Let us take, as an example, the story of a student so obviously unqualified, so transparently unworthy, that a book was written about what his admittance into Harvard said about the sorry behavior of supposedly elite colleges. That student — that dull, below-average student who somehow made his way into Harvard — was Donald Trump's son-in-law, Jared Kushner. Kushner's father, real estate developer Charles Kushner, bought Jared his Harvard acceptance. It cost him $2.5 million. (Kushner later went to jail for tax evasion and witness tampering, so it was also, technically, dirty money that bought Trump's daughter's husband's entry into the Ivy League.)

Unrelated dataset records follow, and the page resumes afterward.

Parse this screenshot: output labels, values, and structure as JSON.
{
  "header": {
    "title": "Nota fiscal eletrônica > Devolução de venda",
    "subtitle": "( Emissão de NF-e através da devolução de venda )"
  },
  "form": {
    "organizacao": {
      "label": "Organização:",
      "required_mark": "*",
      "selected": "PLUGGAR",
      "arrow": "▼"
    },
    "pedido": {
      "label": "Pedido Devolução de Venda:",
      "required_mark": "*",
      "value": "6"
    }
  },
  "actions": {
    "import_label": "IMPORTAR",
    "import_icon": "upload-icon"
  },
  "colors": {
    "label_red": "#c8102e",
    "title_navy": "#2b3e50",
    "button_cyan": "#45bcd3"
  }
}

John Cook quips, "Trump ought to sic those investigators of his on this case and find out if Obama was raised by insanely wealthy people." Well, yes. Points taken. But I don't have a problem with wealthy individuals using their money to get more information on public figures. That used to be called journalism; and if journalists are busy preening about their restraint, rather than proving their anti-establishment tenacity, more power to the outsiders.